**Data for analysis**
──────────

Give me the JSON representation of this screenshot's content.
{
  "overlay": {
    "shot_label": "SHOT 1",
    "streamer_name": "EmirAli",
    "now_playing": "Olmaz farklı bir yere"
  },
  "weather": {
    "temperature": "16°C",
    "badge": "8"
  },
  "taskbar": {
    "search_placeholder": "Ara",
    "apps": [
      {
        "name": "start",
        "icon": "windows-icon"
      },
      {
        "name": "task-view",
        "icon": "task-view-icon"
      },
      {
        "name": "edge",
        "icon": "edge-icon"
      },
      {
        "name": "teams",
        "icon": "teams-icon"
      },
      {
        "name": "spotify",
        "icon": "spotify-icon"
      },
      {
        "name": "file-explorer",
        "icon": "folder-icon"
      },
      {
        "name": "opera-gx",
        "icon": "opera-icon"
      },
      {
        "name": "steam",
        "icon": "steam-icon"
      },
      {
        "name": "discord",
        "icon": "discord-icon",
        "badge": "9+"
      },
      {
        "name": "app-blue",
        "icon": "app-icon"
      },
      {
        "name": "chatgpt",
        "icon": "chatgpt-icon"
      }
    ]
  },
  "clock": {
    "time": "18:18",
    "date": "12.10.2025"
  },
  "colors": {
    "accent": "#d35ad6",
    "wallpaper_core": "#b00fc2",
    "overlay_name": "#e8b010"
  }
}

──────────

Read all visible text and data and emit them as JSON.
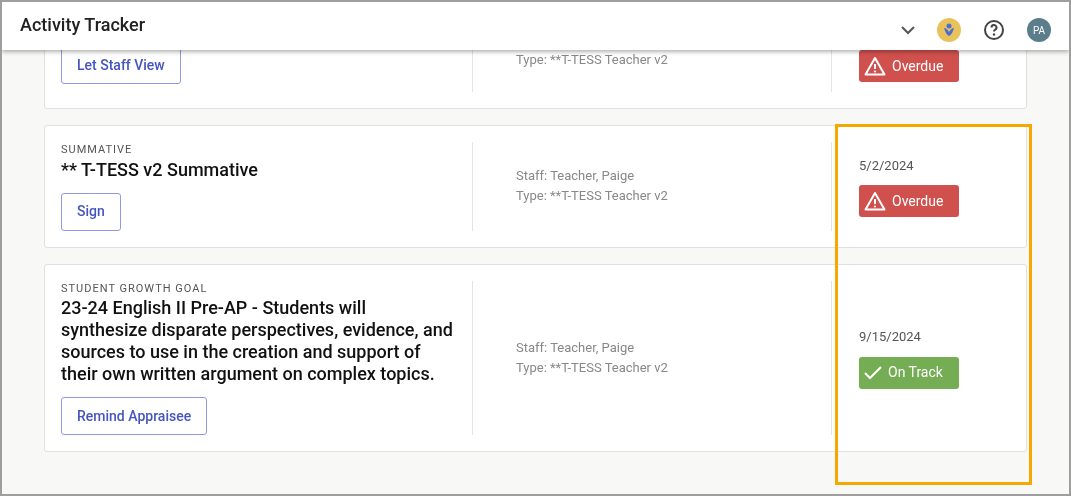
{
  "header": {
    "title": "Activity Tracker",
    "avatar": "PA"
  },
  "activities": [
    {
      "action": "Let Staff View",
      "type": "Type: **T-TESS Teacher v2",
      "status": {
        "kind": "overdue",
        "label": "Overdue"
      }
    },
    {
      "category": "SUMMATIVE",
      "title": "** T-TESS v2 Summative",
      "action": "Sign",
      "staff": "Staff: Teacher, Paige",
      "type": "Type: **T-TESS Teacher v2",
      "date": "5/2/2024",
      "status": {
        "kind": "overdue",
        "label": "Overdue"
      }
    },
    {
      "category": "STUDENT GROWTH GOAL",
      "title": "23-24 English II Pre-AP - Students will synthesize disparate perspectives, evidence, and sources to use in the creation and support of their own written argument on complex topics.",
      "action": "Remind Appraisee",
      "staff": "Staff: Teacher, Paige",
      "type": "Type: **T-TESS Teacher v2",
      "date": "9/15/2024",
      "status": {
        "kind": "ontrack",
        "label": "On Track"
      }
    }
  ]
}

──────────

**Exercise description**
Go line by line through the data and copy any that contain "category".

**Your solution**
      "category": "SUMMATIVE",
      "category": "STUDENT GROWTH GOAL",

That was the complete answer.